This is an ongoing process, as each year brings new changes of health and perspective. One such choice has been growing more prominent for me this year: should I move in with my parents?
The benefits would be significant.
They know my health needs better than anyone, and are rock stars at helping me through the tough moments. Living together would make it easier for them to help me with things like laundry or cooking, without them having to travel to come help me out. Not only would it take away some of the burden when they want to come help out, but it would allow me to more easily pitch in for them on good days, to buoy our relationship. My partner is wonderful, but the majority of our visits to couples therapy have centered around illness in one way or another.
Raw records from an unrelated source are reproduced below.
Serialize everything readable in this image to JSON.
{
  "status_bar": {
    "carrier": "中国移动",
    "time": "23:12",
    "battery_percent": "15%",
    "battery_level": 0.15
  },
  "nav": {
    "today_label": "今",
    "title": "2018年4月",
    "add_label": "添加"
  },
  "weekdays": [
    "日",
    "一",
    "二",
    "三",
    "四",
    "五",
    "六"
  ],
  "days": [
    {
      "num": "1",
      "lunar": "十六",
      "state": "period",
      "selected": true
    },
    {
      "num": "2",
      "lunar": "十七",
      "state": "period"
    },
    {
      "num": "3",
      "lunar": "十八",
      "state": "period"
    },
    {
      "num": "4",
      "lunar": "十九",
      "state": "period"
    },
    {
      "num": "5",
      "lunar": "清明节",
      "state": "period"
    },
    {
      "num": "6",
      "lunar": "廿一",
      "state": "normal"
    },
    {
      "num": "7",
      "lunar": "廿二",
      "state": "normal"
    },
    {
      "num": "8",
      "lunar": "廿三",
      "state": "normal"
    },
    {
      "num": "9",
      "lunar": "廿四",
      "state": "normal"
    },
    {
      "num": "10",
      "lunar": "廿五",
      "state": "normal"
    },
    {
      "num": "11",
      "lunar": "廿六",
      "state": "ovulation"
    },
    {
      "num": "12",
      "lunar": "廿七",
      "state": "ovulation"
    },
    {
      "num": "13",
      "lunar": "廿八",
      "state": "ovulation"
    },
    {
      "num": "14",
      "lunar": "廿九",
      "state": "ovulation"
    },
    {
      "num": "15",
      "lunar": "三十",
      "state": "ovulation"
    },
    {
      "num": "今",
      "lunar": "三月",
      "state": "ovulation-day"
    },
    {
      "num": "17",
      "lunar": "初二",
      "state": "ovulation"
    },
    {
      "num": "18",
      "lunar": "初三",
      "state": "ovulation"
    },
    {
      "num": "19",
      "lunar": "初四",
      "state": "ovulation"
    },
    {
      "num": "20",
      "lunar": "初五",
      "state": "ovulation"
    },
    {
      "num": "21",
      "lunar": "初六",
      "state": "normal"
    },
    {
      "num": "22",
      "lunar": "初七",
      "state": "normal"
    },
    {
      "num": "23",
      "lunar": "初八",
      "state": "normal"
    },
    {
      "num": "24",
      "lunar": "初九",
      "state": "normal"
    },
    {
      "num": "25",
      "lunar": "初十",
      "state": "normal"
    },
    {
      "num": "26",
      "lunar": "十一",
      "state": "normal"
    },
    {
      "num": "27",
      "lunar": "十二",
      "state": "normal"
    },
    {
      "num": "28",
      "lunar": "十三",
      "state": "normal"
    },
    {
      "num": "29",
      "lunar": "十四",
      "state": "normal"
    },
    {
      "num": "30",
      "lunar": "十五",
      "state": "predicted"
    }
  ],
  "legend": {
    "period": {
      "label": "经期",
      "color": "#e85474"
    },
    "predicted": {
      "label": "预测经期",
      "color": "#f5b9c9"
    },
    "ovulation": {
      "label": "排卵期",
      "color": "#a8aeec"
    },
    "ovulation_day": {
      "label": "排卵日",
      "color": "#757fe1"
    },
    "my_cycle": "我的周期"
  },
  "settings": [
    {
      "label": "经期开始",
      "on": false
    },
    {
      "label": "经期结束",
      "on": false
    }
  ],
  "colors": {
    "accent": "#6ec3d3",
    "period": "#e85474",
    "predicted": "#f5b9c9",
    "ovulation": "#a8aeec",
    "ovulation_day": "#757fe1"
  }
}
It is a constant strain.
While I am proud of how we weather it, I long for a life in which the weight doesn’t rest solely on the two of us.
Financially, this move makes sense as well. I cannot work 40 hours a week without health repercussions. One of my medications costs $650/month. I spend thousands each year on care. Sharing housing costs with my parents provides stability and ease.
All of this is compounded by our plans to start a family in the coming year. As I visit with my nieces and nephews, I feel a stab of fear each time I am too sick to interact with them in a loving way, too weak to lift them, or too exhausted to get up in the night when they cry. I genuinely don’t know if I could do this alone. I am blessed to have a partner taking this step with me, but, again, the thought of all of this falling to him breaks my heart. I feel less panic, knowing that my newly retired parents (who LOVE time with grandchildren) will be so close.
I’m coming up on 30. I’m married. I’m doing my very best to feel like an adult. As much as I love my parents, and feel incredibly privileged to even have this option, it feels like a last resort, one that I never imagined I’d take.
With quarantine, my partner’s work closing, and a variety of factors, we finally knew it was time. A week ago, I moved back into my childhood home, into the bedroom with a hot pink rug and butterflies dangling from the ceiling.
I fear for my independence.
I’ve been fiercely independent since childhood, and took pride whenever someone noticed this quality. I will admit my ego is concerned — what will people think of me? Will they think I’m lazy? Mooching off my parents and only working part-time? Will I be seen as less of an adult? These voices shouldn’t influence my thinking, but they do. I find myself justifying it whenever someone asks where I’m moving to.
I’ve heard from many — chronic illness warriors, and just people whose finances have been hit hard these last months — who are making this move. In remembering I’m not alone, I wanted to reach out to see what we could learn from one another’s experiences!
Here are some thoughts from a few of my Friends in the Fight: